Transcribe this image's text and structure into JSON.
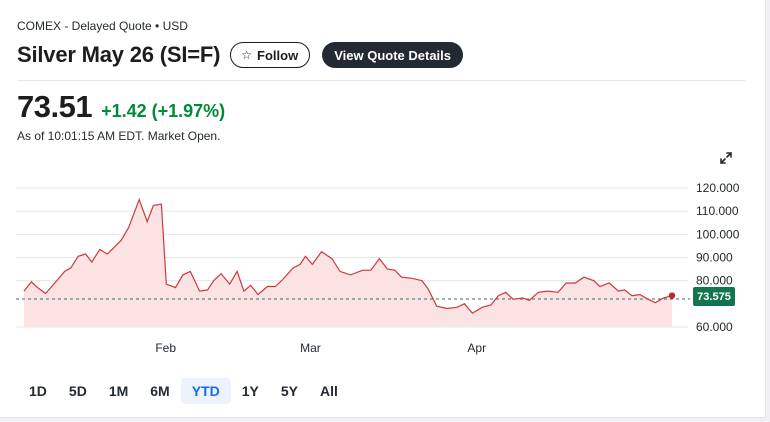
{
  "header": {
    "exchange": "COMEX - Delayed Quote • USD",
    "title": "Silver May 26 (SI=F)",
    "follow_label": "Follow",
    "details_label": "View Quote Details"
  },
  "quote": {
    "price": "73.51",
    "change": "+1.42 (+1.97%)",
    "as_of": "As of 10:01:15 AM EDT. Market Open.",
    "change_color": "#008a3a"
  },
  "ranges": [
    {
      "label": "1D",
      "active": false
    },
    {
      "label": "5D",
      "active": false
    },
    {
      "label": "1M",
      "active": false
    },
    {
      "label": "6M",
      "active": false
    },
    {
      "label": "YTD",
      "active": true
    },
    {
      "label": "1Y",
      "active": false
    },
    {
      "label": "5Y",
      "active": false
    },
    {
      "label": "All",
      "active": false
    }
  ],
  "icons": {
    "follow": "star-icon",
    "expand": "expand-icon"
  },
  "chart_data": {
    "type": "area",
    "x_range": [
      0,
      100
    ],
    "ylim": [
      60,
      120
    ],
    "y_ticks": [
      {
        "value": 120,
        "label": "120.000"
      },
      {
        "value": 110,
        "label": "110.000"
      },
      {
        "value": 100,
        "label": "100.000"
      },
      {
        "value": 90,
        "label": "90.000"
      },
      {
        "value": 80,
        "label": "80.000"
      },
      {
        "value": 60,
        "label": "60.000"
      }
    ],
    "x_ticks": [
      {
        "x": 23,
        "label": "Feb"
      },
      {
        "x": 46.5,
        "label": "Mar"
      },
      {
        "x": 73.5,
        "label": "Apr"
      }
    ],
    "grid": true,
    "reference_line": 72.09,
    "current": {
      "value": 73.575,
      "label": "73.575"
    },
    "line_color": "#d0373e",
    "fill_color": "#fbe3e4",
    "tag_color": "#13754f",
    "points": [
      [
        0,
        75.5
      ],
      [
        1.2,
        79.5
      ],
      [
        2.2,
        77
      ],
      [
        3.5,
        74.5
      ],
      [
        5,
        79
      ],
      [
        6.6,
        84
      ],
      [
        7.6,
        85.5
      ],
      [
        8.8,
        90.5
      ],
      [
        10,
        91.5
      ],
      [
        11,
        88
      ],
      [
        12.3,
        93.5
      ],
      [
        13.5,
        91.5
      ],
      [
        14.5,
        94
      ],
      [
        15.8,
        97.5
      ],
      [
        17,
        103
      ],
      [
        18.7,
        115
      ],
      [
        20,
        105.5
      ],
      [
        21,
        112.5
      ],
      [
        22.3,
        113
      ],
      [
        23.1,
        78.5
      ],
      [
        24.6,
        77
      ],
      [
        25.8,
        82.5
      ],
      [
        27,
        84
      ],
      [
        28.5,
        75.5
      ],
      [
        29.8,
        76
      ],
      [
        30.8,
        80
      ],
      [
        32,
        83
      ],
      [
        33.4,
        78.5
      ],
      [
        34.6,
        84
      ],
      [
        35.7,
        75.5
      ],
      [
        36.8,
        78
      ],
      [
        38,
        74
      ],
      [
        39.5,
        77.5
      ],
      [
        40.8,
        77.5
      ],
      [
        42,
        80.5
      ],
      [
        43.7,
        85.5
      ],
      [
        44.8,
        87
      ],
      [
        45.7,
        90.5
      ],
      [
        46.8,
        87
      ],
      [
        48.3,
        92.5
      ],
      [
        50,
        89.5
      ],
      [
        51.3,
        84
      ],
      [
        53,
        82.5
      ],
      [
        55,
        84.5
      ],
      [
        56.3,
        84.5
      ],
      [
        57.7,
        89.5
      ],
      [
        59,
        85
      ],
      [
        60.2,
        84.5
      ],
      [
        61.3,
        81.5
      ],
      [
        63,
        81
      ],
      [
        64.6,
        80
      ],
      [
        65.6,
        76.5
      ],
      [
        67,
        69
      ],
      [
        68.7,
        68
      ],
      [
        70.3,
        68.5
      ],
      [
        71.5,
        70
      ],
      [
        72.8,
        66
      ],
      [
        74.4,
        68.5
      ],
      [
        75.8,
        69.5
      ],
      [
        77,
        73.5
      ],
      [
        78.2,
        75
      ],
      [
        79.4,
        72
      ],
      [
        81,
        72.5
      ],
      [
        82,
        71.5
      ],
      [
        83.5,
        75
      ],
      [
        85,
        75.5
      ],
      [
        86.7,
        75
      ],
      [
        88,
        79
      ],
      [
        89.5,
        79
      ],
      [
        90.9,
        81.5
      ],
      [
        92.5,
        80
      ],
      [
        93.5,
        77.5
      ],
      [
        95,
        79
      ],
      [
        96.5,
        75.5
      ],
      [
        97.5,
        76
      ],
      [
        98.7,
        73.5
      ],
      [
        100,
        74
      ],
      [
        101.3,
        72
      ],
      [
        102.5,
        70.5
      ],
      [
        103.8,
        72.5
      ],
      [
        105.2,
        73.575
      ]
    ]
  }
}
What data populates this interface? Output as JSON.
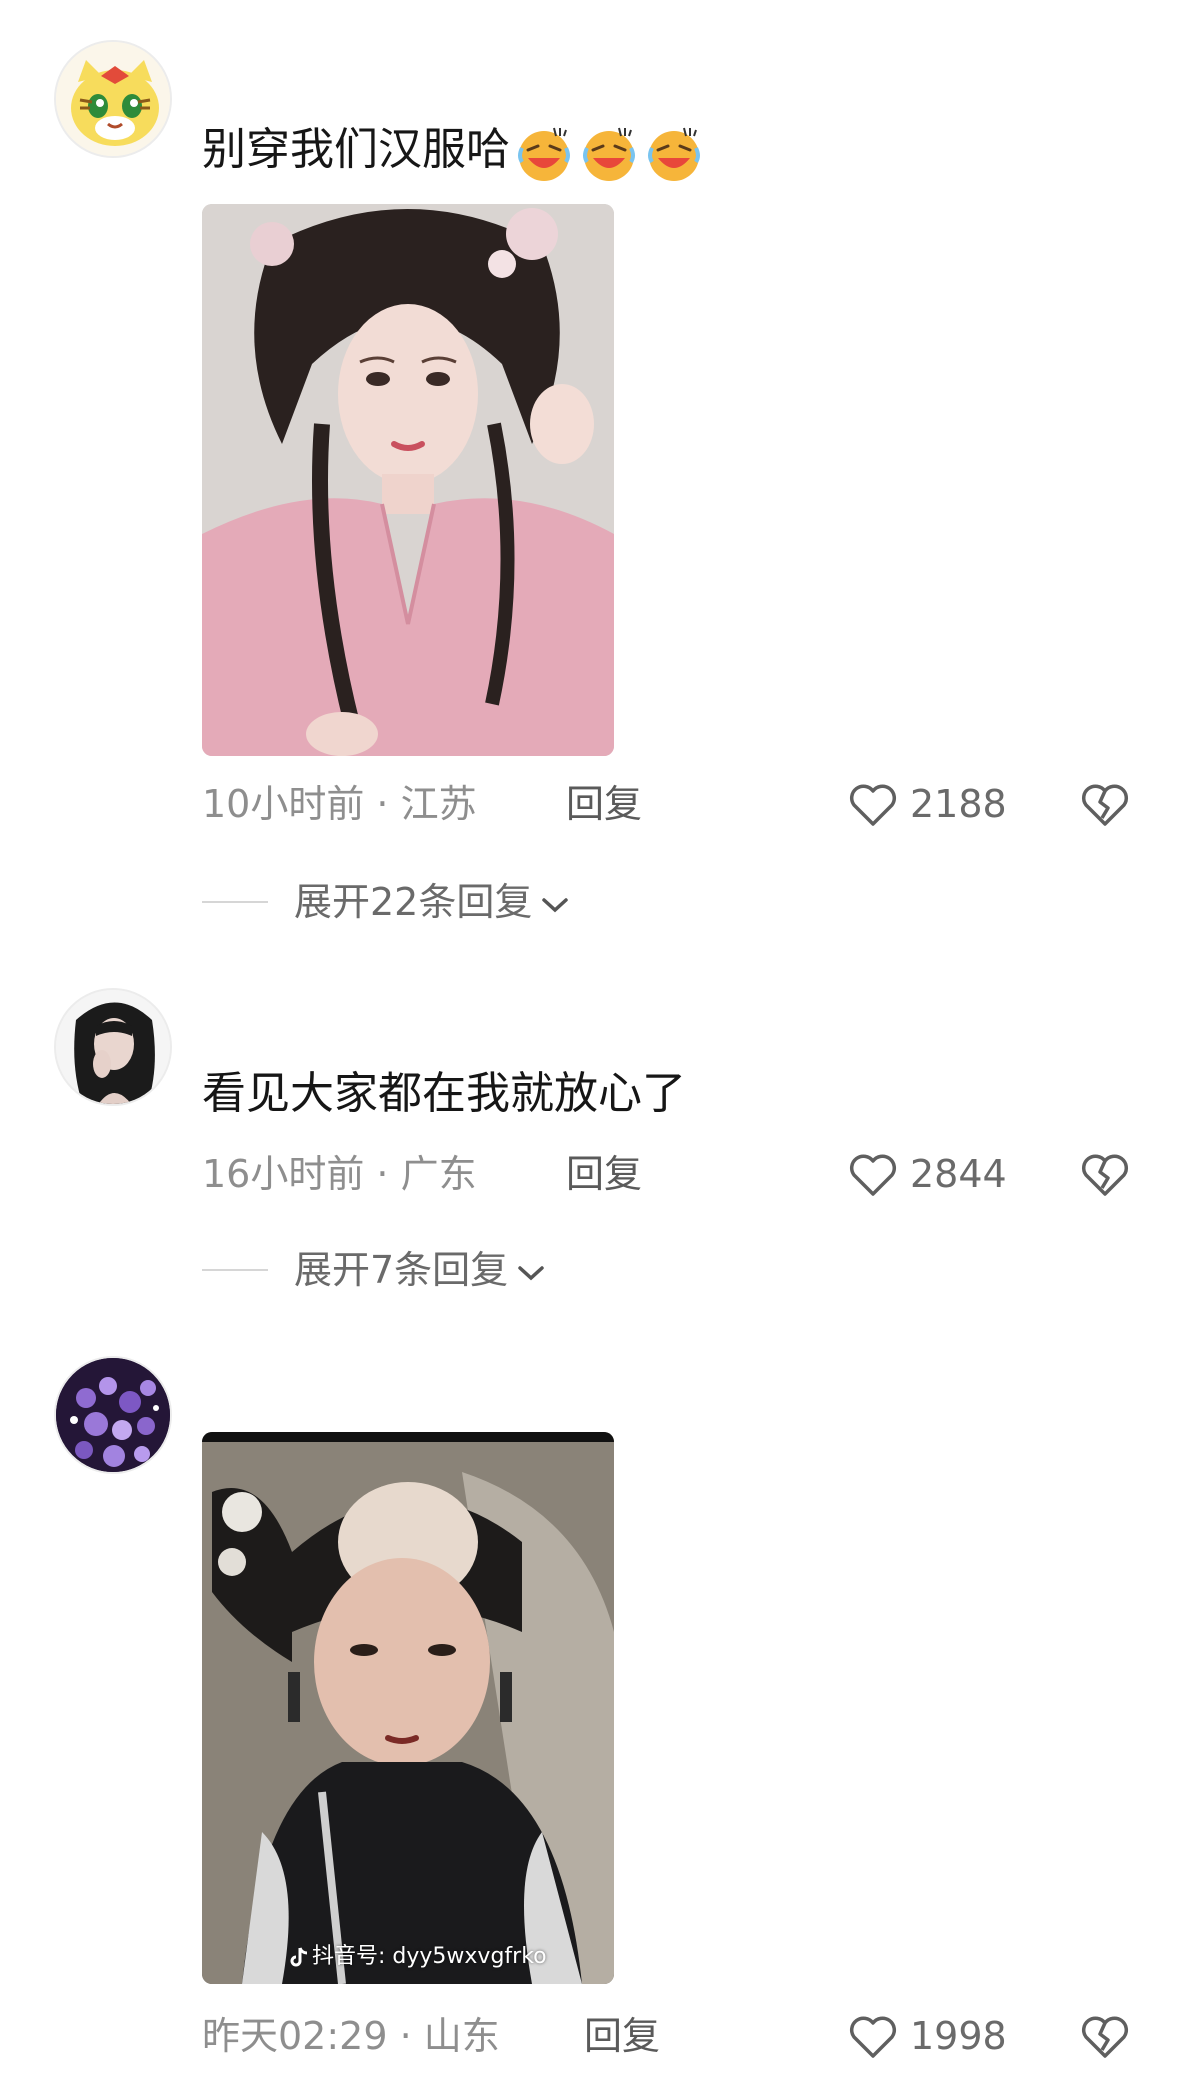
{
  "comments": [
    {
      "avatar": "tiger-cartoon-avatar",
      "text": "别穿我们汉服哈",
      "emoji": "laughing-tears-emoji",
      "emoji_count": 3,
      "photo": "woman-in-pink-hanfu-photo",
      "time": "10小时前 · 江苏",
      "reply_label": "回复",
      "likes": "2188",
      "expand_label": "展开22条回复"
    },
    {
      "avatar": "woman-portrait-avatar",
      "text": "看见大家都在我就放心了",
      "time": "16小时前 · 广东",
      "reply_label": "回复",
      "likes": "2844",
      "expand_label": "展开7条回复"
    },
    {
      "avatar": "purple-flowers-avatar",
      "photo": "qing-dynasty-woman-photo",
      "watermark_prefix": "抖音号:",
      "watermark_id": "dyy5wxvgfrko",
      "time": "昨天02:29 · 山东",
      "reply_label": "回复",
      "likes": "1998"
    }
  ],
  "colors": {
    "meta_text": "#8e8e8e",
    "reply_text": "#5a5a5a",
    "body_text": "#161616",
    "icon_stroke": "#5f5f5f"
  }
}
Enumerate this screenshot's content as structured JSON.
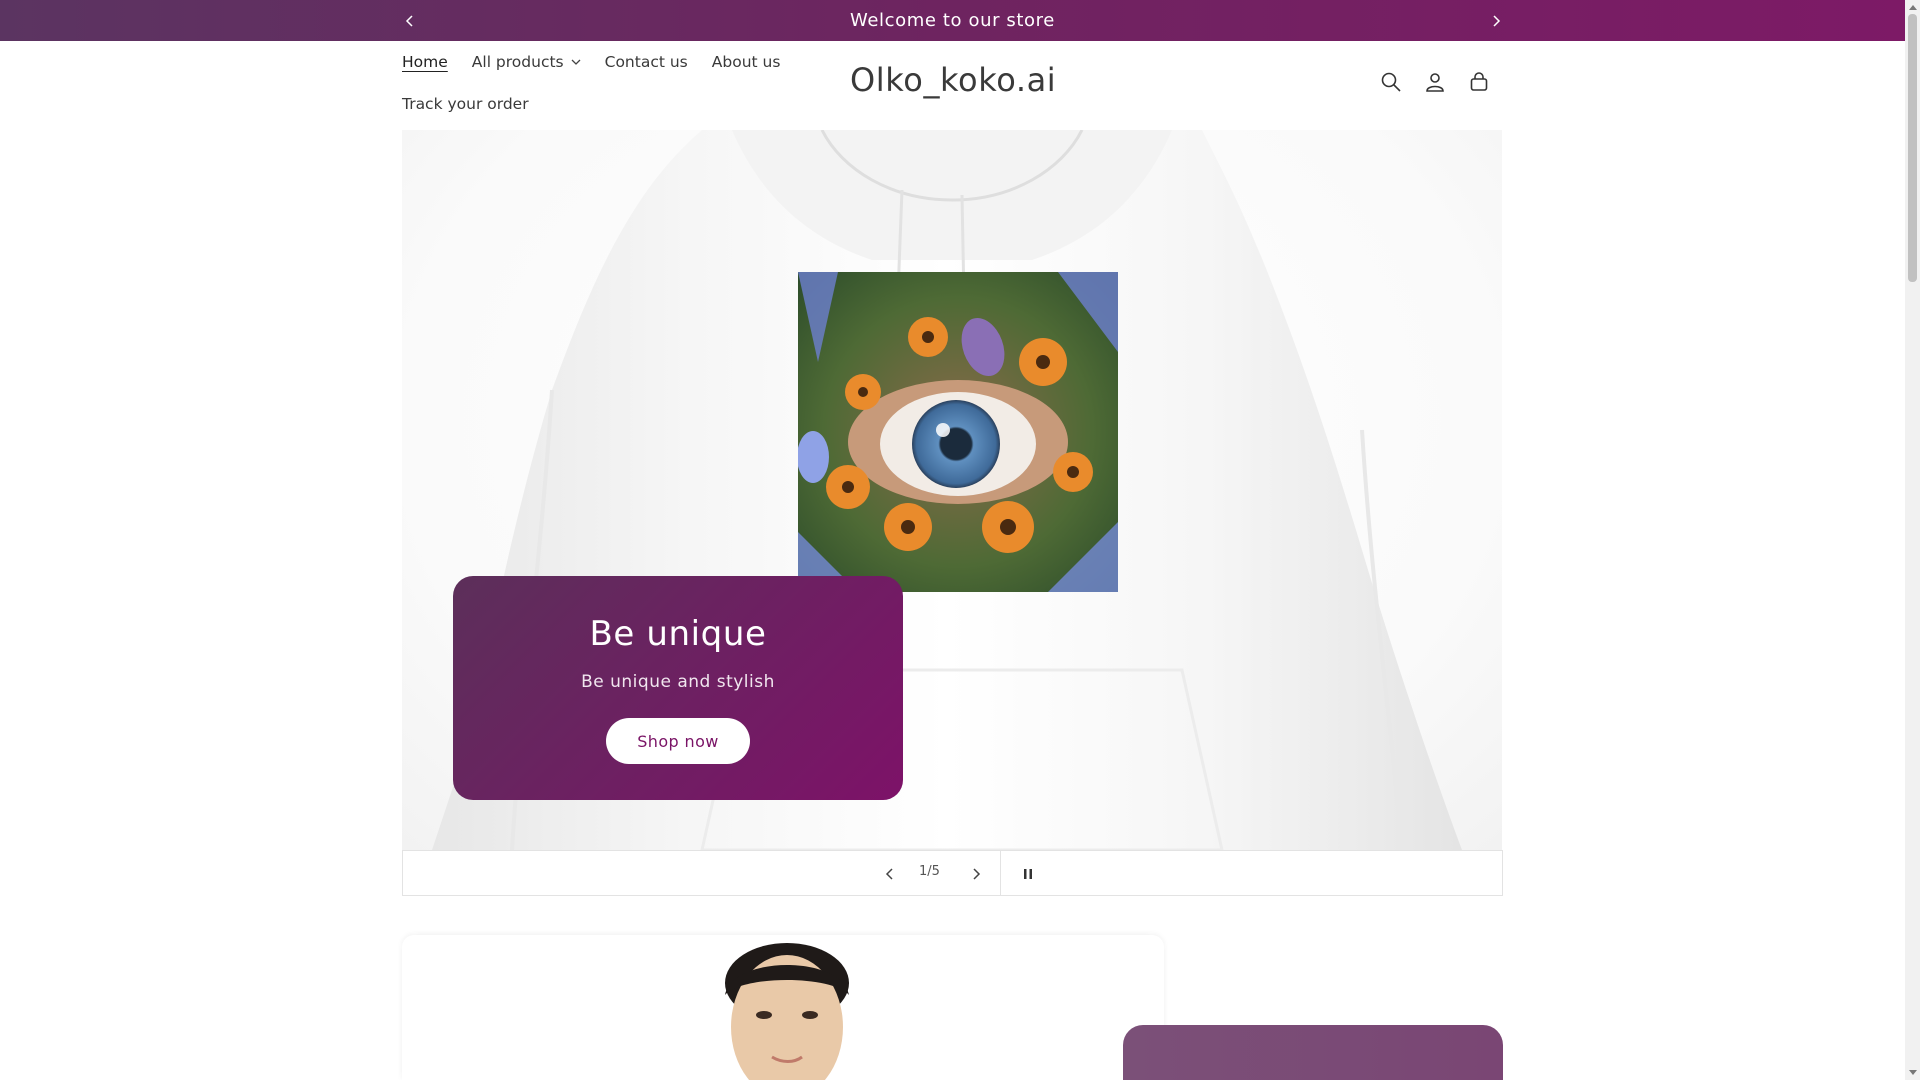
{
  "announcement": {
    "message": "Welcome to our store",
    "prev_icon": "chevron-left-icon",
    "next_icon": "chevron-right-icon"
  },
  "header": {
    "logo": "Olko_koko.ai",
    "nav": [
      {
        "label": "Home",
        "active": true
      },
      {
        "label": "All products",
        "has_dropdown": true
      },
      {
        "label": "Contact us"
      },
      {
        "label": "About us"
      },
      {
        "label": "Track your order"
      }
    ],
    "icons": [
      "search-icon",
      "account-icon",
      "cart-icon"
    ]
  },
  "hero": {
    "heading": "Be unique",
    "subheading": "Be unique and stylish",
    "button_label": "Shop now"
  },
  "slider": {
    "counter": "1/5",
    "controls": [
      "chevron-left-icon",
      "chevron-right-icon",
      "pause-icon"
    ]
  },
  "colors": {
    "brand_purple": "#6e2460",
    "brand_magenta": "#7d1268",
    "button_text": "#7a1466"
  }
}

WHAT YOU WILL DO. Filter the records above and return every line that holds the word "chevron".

RESULT.
    "prev_icon": "chevron-left-icon",
    "next_icon": "chevron-right-icon"
      "chevron-left-icon",
      "chevron-right-icon",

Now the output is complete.